For many dealing with the holiday email back-log is one of the most stressful aspects of taking a break. More stressful some say than, losing your luggage, having to look after aging parents or fractious children. It compels them to stay connected even although it might adversely impact their holiday (as Lucy Kellaway recently found).
Last week Daimler introduced an email programme which automatically deletes employees emails when they are on leave. It sends a message to the sender asking them to re-send the email if it is important after the recipient is back.

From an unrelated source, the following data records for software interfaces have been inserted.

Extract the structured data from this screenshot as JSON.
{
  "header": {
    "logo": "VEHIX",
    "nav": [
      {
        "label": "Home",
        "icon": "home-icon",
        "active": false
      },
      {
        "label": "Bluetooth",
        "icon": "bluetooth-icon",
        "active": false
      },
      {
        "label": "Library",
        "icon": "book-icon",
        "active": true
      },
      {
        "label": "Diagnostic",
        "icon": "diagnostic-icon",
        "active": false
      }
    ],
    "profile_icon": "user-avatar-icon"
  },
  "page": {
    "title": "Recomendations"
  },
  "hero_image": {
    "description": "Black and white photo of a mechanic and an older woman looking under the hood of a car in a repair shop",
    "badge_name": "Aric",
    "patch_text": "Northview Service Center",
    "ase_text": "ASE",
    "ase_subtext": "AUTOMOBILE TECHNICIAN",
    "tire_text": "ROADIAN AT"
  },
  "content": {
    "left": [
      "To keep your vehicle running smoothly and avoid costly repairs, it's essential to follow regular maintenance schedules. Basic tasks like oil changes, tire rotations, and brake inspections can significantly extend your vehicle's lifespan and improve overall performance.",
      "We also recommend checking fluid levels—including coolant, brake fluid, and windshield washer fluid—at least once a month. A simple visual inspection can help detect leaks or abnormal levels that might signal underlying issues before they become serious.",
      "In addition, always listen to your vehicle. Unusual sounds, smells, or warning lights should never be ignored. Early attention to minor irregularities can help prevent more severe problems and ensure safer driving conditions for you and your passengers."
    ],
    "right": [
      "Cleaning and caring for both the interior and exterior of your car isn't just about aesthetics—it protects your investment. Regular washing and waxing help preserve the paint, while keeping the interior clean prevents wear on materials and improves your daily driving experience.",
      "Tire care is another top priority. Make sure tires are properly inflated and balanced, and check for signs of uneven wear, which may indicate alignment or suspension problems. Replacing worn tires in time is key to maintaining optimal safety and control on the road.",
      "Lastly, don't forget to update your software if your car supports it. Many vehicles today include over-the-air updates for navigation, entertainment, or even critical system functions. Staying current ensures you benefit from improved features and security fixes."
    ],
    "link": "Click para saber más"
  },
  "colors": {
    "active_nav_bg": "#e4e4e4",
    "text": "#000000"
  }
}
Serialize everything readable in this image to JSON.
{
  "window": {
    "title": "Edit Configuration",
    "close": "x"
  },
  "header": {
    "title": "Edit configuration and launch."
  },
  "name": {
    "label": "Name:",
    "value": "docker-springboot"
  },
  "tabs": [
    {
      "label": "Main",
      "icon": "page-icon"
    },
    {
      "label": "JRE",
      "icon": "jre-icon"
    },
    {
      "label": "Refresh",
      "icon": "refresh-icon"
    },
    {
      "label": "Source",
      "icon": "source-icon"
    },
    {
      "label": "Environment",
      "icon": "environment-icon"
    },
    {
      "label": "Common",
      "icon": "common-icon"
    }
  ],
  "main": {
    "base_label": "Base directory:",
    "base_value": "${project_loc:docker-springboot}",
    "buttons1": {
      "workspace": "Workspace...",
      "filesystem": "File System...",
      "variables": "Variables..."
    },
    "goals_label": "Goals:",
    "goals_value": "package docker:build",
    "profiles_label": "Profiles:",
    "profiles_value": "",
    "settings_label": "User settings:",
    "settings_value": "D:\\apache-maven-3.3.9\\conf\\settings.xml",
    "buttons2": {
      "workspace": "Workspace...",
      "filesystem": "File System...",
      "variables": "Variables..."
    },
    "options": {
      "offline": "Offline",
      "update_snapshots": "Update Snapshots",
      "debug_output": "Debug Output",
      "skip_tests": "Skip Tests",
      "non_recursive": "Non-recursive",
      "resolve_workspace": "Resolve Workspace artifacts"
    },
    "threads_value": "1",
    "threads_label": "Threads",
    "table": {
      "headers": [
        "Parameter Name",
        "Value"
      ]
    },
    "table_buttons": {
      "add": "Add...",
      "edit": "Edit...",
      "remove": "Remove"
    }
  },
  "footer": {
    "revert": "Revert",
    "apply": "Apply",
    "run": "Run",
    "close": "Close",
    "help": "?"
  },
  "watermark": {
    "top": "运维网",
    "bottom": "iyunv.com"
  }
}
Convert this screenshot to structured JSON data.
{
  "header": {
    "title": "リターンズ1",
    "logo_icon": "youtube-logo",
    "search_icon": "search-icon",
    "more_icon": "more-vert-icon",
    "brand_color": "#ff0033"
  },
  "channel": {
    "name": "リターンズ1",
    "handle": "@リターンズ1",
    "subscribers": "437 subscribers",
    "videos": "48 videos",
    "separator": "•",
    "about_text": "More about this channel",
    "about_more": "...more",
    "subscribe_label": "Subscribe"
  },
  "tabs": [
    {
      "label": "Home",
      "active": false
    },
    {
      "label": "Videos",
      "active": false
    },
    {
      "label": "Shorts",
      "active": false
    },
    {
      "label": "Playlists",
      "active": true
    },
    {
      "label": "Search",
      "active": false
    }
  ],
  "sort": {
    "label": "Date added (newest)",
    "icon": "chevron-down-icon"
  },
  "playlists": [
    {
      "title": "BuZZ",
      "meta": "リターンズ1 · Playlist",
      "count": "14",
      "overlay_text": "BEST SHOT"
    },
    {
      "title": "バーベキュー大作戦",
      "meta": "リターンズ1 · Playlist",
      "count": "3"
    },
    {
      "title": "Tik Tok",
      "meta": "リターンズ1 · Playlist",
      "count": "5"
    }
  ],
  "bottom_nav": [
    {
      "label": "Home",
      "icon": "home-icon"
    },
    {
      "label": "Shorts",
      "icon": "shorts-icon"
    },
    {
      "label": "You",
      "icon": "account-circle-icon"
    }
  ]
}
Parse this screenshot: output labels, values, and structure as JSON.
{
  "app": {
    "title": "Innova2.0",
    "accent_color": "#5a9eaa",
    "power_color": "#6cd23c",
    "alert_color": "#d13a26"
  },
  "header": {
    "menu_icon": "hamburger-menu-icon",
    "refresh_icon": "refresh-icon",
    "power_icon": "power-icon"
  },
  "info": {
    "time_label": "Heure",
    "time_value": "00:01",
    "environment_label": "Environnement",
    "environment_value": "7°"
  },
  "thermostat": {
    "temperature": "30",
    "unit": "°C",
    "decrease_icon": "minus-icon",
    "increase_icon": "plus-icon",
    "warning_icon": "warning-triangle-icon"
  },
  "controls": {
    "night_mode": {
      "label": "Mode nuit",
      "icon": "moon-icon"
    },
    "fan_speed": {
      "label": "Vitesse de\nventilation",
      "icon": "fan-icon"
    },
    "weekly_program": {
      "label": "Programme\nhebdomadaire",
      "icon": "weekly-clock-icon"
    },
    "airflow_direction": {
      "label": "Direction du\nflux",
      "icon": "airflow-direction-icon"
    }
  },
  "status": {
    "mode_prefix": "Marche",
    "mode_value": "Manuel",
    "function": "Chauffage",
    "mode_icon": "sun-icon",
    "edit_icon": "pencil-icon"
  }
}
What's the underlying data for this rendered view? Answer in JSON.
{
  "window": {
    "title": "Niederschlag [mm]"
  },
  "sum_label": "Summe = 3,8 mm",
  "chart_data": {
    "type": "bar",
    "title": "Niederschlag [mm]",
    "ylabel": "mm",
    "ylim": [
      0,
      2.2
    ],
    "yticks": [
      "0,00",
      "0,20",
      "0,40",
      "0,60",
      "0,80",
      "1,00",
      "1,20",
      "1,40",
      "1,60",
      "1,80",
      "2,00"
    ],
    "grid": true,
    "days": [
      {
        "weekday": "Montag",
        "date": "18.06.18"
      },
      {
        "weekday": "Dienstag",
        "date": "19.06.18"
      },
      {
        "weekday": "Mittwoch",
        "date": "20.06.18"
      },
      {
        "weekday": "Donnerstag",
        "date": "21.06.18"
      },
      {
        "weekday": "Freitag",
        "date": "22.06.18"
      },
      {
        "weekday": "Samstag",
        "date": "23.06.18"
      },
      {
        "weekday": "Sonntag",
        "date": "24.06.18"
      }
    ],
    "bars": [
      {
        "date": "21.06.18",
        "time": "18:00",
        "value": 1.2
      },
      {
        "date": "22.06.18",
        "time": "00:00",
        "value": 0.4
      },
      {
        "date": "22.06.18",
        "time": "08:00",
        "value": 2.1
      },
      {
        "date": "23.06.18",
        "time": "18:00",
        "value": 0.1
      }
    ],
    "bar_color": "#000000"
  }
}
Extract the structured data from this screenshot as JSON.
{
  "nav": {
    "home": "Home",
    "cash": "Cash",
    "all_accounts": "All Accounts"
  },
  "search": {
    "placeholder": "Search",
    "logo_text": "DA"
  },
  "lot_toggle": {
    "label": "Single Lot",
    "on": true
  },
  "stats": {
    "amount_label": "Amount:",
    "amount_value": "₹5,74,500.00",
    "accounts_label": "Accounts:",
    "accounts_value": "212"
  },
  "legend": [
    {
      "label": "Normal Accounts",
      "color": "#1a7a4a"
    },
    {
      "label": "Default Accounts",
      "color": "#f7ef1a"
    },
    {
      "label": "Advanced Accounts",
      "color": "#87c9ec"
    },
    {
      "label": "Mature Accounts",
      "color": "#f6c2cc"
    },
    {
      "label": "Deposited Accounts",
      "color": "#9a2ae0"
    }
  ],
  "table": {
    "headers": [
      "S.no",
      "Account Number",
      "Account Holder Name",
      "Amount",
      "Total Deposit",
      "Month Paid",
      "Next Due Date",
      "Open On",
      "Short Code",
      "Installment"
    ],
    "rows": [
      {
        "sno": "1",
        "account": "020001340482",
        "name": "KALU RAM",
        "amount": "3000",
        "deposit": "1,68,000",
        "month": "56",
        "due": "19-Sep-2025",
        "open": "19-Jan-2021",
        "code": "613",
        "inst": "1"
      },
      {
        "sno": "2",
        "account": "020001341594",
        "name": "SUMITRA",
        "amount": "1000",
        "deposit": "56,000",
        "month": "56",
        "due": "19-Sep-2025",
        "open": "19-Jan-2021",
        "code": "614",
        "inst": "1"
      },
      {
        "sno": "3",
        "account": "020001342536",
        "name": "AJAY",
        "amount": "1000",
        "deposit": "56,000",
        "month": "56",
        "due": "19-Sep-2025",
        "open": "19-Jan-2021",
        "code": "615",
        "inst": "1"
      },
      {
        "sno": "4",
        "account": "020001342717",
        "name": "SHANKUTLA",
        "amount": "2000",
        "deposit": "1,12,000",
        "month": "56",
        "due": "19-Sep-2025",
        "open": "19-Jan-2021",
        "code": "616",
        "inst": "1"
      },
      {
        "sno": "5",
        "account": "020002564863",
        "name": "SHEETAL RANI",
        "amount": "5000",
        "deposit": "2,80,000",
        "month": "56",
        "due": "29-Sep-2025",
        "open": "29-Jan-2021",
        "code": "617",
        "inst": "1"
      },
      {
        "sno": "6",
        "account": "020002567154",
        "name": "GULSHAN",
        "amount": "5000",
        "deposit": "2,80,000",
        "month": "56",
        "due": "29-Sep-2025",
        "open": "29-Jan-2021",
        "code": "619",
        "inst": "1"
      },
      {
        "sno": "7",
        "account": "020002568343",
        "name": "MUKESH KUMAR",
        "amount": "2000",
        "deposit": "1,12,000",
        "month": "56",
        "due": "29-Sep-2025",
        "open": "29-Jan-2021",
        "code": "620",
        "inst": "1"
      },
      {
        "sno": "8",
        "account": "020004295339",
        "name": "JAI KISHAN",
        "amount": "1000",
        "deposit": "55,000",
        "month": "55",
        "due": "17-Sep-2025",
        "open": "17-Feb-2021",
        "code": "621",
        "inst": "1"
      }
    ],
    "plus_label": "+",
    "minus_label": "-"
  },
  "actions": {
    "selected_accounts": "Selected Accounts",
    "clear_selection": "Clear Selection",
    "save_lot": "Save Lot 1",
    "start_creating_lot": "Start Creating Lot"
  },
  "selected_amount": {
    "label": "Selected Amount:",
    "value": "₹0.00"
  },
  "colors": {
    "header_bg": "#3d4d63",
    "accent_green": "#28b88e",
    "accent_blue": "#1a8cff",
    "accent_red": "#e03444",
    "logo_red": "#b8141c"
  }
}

The Daimler system is sophisticated and most companies are not in a position to implement such a system but take heart there are other options. The key thing to remember is that technology alone will never cure email overload whatever some software providers say.
The real cure for email overload lies in changing our email behaviour. It is about re-thinking how we use email and curing what has become the hidden disease of 21st century working life – email and data addiction.
In the short term or those either going on holiday or just returning to work, there are some simple things you can do.
1) Before you go – housekeeping
Before you go away do some basic email housekeeping to clean up your inbox. For example, clear out all the old emails and set some filters to remove all the new but unnecessary emails (eg newsletters). Most email software allows you to set two different Out of Office messages. So for your internal emails, set a message similar to the Daimler system one. Indeed this is what many executives already do.
For more tips on how to clean up your inbox before going on leave see earlier posts.
2) On your return – talk and talk again
On your return, talk, talk and talk again before you even touch your inbox. This gives you an overview of anything that really needs your attention. Then and only then tackle the inbox. Triage it and deal only with the really vital emails.
For more tips see our seven step plan to reduce the holiday email overload.
3) Declare email bankruptcy
As for the rest, declare email bankruptcy. Delete the lot. If anything is that important you can be sure the sender will re-contact you.
The result – freedom from email holiday overload and the need to stay connected. Of course in the longer term you need to implement an email management change programme to better educate your colleagues about how to reduce email overload generally. For help changing the email culture do call us to hear how Mesmo Consultancy’s Brilliant Email Management masterclasses have helped other organisations like yours.
Meanwhile, what is your top tip for reducing the holiday email overload backlog? Is the Daimler approach better than staying connected?
Email bankruptcy is a good way to reduce the post holiday email overload. Here are some reason why you should declare email bankruptcy and how to do it politely.
Now that we play with our smart phones and associated devices more than we sleep it seems to me that this might be one reason why many are in desperate need of recharging their batteries properly. Will you disconnect on your holiday and take a proper break? Is the fear of returning to the holiday email backlog too worrying?
One way to over come this most debilitating illnesses of 21st century business life is to declare email bankruptcy, delete them all and wait for someone to re-contact you about anything either urgent or important. Mesmo Consultancy’s research shows that at least just under half (46%) of the emails we receive are unnecessary. During the holiday period you can be sure that of the remaining half, at least half are past their sell-by date and about a quarter will be cc’d emails with long threads which you will read and be non the wiser.
Tell colleagues that you have declared email bankruptcy and to re-send anything they think you should see. Indeed this is what many savvy executives put in their Out of Office message. The result, just a few key emails and an otherwise empty inbox.
This is a summary of a longer post which appeared on the HuffingtonPost.com